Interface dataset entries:
---+---
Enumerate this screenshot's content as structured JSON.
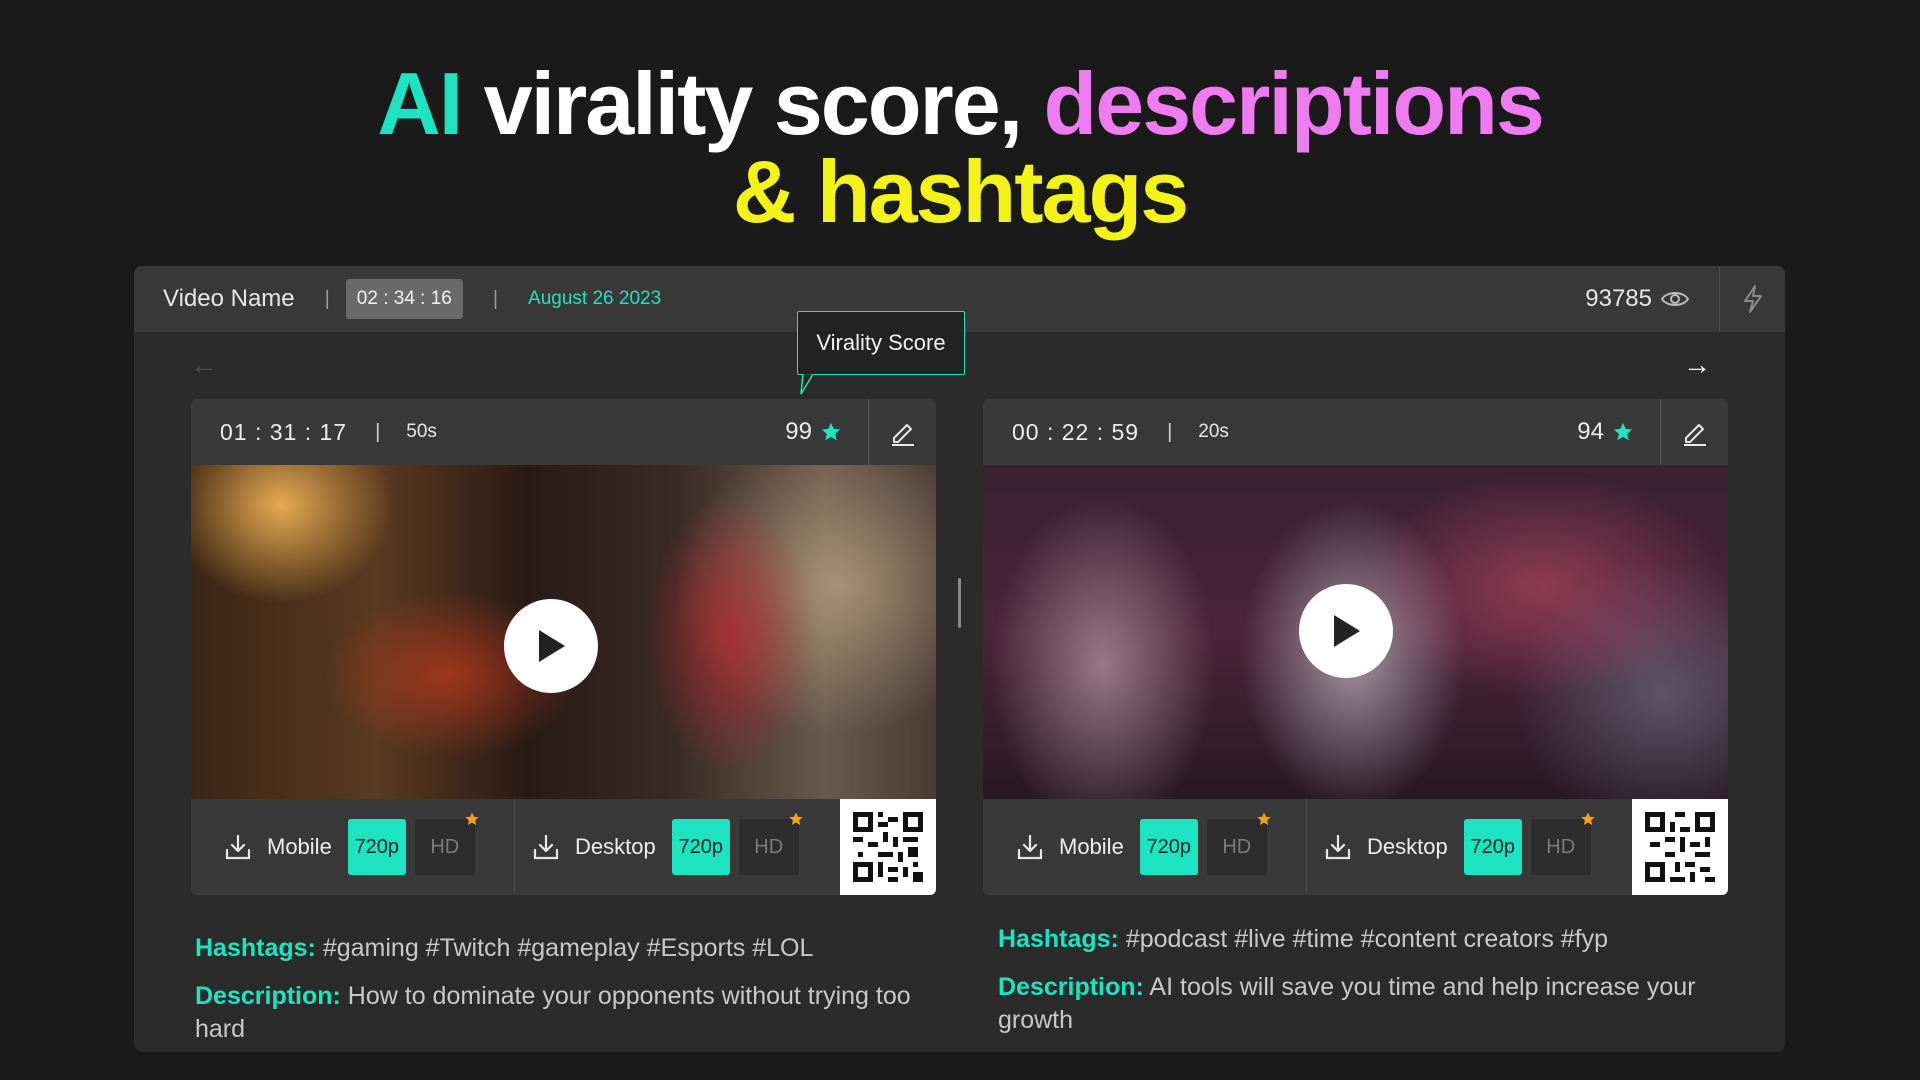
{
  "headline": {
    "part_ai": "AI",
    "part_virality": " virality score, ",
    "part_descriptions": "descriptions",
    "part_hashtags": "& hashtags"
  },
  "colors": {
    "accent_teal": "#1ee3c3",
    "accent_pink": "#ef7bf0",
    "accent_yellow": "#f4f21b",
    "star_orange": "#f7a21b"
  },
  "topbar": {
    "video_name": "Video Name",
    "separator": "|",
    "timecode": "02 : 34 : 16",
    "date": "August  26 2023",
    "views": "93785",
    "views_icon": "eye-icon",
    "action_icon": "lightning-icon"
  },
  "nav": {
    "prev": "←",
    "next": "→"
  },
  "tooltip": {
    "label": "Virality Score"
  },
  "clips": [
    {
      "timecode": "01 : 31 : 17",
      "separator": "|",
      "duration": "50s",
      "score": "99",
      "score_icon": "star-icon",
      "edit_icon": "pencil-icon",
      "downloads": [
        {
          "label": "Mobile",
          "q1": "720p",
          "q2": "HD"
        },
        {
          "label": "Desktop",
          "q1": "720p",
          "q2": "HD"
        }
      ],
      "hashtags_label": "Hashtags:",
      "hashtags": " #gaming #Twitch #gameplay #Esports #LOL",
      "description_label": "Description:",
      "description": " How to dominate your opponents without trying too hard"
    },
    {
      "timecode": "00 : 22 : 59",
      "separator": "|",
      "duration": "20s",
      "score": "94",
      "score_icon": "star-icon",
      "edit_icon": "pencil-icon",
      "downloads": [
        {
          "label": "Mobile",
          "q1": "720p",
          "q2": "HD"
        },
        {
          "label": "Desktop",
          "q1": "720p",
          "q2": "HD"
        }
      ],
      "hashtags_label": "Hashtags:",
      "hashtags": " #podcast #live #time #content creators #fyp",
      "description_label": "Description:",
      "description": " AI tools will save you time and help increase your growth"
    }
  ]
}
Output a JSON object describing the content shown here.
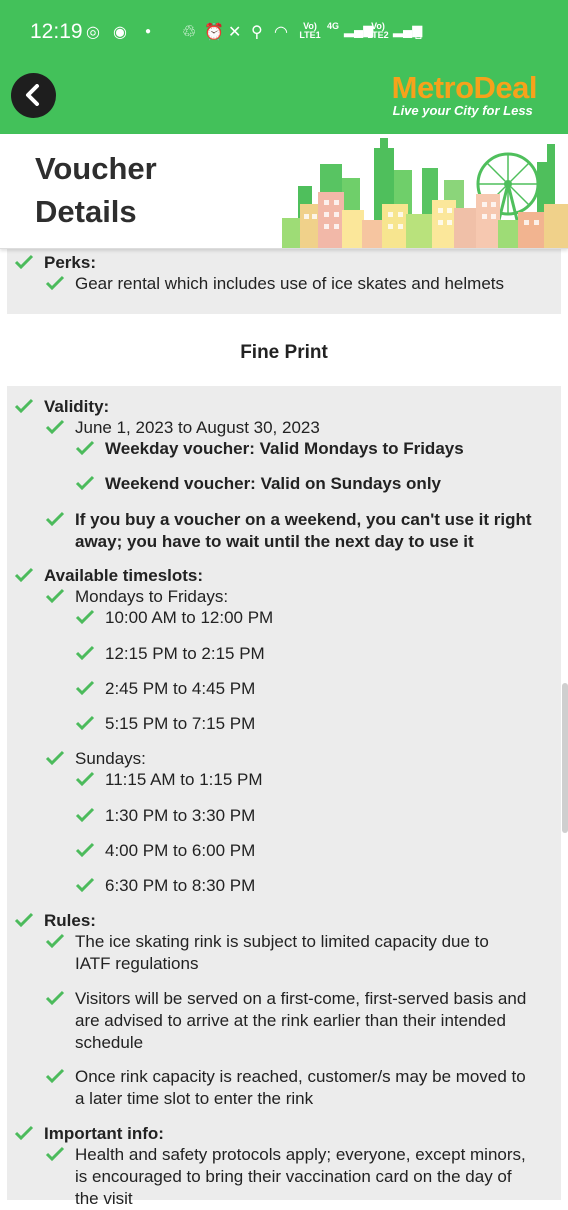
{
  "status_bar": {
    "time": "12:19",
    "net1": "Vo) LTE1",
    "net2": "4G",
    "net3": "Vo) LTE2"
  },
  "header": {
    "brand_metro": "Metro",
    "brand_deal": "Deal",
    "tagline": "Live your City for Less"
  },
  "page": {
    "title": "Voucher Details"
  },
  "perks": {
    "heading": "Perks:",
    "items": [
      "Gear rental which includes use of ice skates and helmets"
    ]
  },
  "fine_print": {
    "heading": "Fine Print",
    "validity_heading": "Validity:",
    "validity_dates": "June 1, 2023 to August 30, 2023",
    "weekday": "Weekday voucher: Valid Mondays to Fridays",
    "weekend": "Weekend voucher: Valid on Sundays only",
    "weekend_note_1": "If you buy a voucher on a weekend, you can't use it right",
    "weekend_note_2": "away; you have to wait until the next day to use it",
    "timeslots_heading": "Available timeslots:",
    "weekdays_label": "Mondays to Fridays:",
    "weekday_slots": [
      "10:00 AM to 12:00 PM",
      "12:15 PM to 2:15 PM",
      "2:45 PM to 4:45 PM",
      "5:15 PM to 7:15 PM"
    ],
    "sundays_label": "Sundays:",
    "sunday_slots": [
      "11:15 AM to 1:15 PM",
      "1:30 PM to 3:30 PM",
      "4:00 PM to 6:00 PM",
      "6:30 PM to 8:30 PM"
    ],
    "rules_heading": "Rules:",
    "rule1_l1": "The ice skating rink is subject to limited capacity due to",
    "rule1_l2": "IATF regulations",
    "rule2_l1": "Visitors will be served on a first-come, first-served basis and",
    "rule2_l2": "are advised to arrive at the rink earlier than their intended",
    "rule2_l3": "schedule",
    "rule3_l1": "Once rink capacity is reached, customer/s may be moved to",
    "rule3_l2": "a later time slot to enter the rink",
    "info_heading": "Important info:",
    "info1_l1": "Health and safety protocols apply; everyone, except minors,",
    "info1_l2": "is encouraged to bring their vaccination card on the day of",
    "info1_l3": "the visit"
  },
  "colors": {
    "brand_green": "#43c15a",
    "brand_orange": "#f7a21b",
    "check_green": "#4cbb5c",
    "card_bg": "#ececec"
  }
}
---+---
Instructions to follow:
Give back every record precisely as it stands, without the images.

Your solution:
Enumerate this screenshot's content as structured JSON.
{
  "headline": {
    "part_ai": "AI",
    "part_virality": " virality score, ",
    "part_descriptions": "descriptions",
    "part_hashtags": "& hashtags"
  },
  "colors": {
    "accent_teal": "#1ee3c3",
    "accent_pink": "#ef7bf0",
    "accent_yellow": "#f4f21b",
    "star_orange": "#f7a21b"
  },
  "topbar": {
    "video_name": "Video Name",
    "separator": "|",
    "timecode": "02 : 34 : 16",
    "date": "August  26 2023",
    "views": "93785",
    "views_icon": "eye-icon",
    "action_icon": "lightning-icon"
  },
  "nav": {
    "prev": "←",
    "next": "→"
  },
  "tooltip": {
    "label": "Virality Score"
  },
  "clips": [
    {
      "timecode": "01 : 31 : 17",
      "separator": "|",
      "duration": "50s",
      "score": "99",
      "score_icon": "star-icon",
      "edit_icon": "pencil-icon",
      "downloads": [
        {
          "label": "Mobile",
          "q1": "720p",
          "q2": "HD"
        },
        {
          "label": "Desktop",
          "q1": "720p",
          "q2": "HD"
        }
      ],
      "hashtags_label": "Hashtags:",
      "hashtags": " #gaming #Twitch #gameplay #Esports #LOL",
      "description_label": "Description:",
      "description": " How to dominate your opponents without trying too hard"
    },
    {
      "timecode": "00 : 22 : 59",
      "separator": "|",
      "duration": "20s",
      "score": "94",
      "score_icon": "star-icon",
      "edit_icon": "pencil-icon",
      "downloads": [
        {
          "label": "Mobile",
          "q1": "720p",
          "q2": "HD"
        },
        {
          "label": "Desktop",
          "q1": "720p",
          "q2": "HD"
        }
      ],
      "hashtags_label": "Hashtags:",
      "hashtags": " #podcast #live #time #content creators #fyp",
      "description_label": "Description:",
      "description": " AI tools will save you time and help increase your growth"
    }
  ]
}
Output a JSON object describing the content shown here.
{
  "status_bar": {
    "time": "12:19",
    "net1": "Vo) LTE1",
    "net2": "4G",
    "net3": "Vo) LTE2"
  },
  "header": {
    "brand_metro": "Metro",
    "brand_deal": "Deal",
    "tagline": "Live your City for Less"
  },
  "page": {
    "title": "Voucher Details"
  },
  "perks": {
    "heading": "Perks:",
    "items": [
      "Gear rental which includes use of ice skates and helmets"
    ]
  },
  "fine_print": {
    "heading": "Fine Print",
    "validity_heading": "Validity:",
    "validity_dates": "June 1, 2023 to August 30, 2023",
    "weekday": "Weekday voucher: Valid Mondays to Fridays",
    "weekend": "Weekend voucher: Valid on Sundays only",
    "weekend_note_1": "If you buy a voucher on a weekend, you can't use it right",
    "weekend_note_2": "away; you have to wait until the next day to use it",
    "timeslots_heading": "Available timeslots:",
    "weekdays_label": "Mondays to Fridays:",
    "weekday_slots": [
      "10:00 AM to 12:00 PM",
      "12:15 PM to 2:15 PM",
      "2:45 PM to 4:45 PM",
      "5:15 PM to 7:15 PM"
    ],
    "sundays_label": "Sundays:",
    "sunday_slots": [
      "11:15 AM to 1:15 PM",
      "1:30 PM to 3:30 PM",
      "4:00 PM to 6:00 PM",
      "6:30 PM to 8:30 PM"
    ],
    "rules_heading": "Rules:",
    "rule1_l1": "The ice skating rink is subject to limited capacity due to",
    "rule1_l2": "IATF regulations",
    "rule2_l1": "Visitors will be served on a first-come, first-served basis and",
    "rule2_l2": "are advised to arrive at the rink earlier than their intended",
    "rule2_l3": "schedule",
    "rule3_l1": "Once rink capacity is reached, customer/s may be moved to",
    "rule3_l2": "a later time slot to enter the rink",
    "info_heading": "Important info:",
    "info1_l1": "Health and safety protocols apply; everyone, except minors,",
    "info1_l2": "is encouraged to bring their vaccination card on the day of",
    "info1_l3": "the visit"
  },
  "colors": {
    "brand_green": "#43c15a",
    "brand_orange": "#f7a21b",
    "check_green": "#4cbb5c",
    "card_bg": "#ececec"
  }
}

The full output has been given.